Your hydration strategy should begin long before you start lacing up your running shoes — be aware of your food and drink intake throughout the day. Then consume 250 to 500ml of fluid 15 to 30 minutes before your running workout, depending on your tolerance of fluids, and the temperature and humidity. It doesn’t have to be all in one go…
During running exercise, aim to drink 100 to 200ml every 15 minutes.
During running exercise, aim to drink 100 to 200ml every 15 minutes. If you are exercising for an hour or more, isotonic sports drinks, containing electrolytes such as salt and potassium, as well as easily ingested carbohydrate and water, are more effective at delaying fatigue and enhancing performance than plain water.

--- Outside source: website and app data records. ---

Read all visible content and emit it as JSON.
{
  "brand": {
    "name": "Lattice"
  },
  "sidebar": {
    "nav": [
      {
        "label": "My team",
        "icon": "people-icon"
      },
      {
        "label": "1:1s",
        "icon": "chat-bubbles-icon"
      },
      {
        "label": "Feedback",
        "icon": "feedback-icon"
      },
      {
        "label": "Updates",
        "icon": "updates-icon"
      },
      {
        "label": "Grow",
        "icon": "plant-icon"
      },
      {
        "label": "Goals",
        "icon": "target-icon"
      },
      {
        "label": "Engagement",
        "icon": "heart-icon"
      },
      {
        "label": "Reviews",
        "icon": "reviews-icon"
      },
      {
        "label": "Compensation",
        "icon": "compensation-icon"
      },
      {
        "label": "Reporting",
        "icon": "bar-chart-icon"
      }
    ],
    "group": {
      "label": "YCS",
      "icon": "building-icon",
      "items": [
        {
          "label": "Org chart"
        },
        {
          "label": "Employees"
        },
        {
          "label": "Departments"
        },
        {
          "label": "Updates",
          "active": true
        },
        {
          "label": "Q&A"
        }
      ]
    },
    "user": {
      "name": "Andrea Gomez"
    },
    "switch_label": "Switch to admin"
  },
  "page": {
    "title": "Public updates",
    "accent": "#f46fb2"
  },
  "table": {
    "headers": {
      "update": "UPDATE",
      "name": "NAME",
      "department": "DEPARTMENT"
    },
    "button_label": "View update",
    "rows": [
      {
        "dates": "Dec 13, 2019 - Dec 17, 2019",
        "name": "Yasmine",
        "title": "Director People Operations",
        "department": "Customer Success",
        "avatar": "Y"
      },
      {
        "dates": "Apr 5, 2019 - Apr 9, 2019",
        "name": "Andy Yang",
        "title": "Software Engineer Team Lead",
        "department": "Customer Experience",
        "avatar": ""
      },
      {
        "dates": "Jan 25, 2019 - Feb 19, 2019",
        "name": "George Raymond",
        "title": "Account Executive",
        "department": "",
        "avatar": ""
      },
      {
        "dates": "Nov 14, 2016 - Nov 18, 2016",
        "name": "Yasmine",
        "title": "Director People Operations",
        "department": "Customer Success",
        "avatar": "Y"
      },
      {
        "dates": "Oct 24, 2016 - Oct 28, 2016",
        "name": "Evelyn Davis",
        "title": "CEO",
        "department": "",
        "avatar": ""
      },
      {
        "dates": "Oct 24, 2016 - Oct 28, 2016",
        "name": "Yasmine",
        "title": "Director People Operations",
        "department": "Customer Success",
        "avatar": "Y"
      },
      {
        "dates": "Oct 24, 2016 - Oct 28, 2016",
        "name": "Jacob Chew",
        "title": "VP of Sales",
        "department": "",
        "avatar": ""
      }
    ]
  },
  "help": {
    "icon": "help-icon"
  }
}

Don’t leave it too late to rehydrate after running
In an ideal world, you would consume the same volume of fluid after a running workout that you lost through sweating, but studies show that replacing 80 per cent of what we’ve lost is a more achievable target. You can get a good idea of this volume through weighing yourself before and after a training session to see how much weight has been lost (yes, it’s all fluid — not fat!). More often than not though, this isn’t practical, so you need to follow some general guidelines about how much to consume.
When your running session is over, regardless of its length or intensity, drink at least 500ml (3.5 fl oz) of fluid. After a tough session, you may want to rehydrate with a sports drink, or a carbohydrate-rich fluid such as orange juice or fruit flavored concentrate. If you exercised for an hour or more, aim for a litre and keep drinking regularly for the next few hours until your urine is the color of pale straw or lighter.

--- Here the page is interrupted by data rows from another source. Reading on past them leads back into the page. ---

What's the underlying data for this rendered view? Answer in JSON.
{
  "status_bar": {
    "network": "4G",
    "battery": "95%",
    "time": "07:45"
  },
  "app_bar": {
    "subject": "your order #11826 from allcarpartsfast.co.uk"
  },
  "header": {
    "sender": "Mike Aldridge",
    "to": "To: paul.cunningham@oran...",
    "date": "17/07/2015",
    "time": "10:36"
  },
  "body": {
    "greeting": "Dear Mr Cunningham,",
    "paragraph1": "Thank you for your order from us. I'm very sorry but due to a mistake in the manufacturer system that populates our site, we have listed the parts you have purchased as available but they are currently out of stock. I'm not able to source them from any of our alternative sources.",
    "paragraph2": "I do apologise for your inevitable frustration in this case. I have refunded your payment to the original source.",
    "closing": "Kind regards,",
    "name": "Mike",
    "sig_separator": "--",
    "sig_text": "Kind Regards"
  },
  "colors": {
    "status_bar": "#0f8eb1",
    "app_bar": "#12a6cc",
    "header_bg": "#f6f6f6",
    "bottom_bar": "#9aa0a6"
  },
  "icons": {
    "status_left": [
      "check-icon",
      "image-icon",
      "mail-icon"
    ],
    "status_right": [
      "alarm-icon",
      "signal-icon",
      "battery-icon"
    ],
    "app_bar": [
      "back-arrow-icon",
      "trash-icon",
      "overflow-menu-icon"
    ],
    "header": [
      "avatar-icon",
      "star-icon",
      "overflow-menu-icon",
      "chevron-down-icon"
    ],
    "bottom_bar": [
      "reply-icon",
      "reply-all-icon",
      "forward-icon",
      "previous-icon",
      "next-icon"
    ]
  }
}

Over-hydrating or hyponatremia
There’s been a lot of media coverage regarding the issue of drinking water during endurance running events, following a number of cases of ‘hyponatremia’, a potentially fatal condition in which the sodium concentration in the blood drops excessively due to too much water in the bloodstream.

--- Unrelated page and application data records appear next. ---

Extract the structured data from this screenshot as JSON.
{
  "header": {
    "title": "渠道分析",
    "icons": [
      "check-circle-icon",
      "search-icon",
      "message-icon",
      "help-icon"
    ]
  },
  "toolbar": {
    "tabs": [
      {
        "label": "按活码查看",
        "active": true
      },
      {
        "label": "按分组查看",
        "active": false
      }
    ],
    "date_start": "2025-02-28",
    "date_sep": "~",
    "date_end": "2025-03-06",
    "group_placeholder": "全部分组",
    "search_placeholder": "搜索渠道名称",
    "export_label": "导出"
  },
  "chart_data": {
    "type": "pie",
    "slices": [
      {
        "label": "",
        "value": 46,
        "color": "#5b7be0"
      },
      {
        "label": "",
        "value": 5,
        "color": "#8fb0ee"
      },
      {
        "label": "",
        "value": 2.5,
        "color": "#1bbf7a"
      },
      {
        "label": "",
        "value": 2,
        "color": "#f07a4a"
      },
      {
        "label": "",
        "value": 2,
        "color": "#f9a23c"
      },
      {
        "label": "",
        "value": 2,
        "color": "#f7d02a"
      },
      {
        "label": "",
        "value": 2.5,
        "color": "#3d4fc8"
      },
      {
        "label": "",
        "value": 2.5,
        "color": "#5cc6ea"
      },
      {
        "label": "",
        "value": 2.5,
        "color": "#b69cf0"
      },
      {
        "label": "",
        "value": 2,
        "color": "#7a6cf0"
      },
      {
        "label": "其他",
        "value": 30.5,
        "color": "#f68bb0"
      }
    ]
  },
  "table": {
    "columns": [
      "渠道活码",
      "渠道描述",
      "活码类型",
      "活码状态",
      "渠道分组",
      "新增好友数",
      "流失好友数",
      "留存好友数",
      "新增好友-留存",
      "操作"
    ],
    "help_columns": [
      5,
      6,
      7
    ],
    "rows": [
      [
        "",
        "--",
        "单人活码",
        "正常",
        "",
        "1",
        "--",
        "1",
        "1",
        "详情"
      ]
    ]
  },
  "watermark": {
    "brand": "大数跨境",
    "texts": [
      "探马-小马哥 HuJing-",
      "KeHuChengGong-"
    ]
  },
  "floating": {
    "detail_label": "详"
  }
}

The ‘drink, drink, drink’ message simply got interpreted a little too zealously and ended up causing some people to take on a lot more fluid than they needed. A study by researchers at the Memorial Hermann Healthcare Organisation in Houston, Texas found that 21 of the 5,000 runners in the Houston Marathon got hyponatremia. The longer the runners took to complete the race, the more at risk they were, as they tended to stop at every water station along the course. Research thus far suggests that women are more vulnerable to hyponatremia than men, probably due to their smaller body size.
To avoid being at risk of hyponatremia, try to consume isotonic drinks rather than water during endurance workouts or long runs, to prevent a drop in sodium . You could even try consuming a salty snack, such as pretzels or Ryvita. And sip, rather than glug fluids down. It’s also a good idea to drink on a schedule, say, setting your sports watch to bleep every 15 minutes, rather than drinking unconsciously and unwittingly having too much.
Use your head when running
Don't go for a water strategy that's going to leave you sloshing around like a waterbed. If you feel thirsty, then drink. If your stomach is already full, then don’t. A report in the British Medical Journal warned that over-consumption of fluid (either water or sports drinks) before, during, or after exercise is unnecessary and can have a potentially fatal outcome, while a study by researchers at the University of Cape Town found that cyclists who were forced to replace their total sweat loss in fluid intake actually performed worse than when they drank instinctively. So it's true that you can have too much of a good thing, even when it comes to water.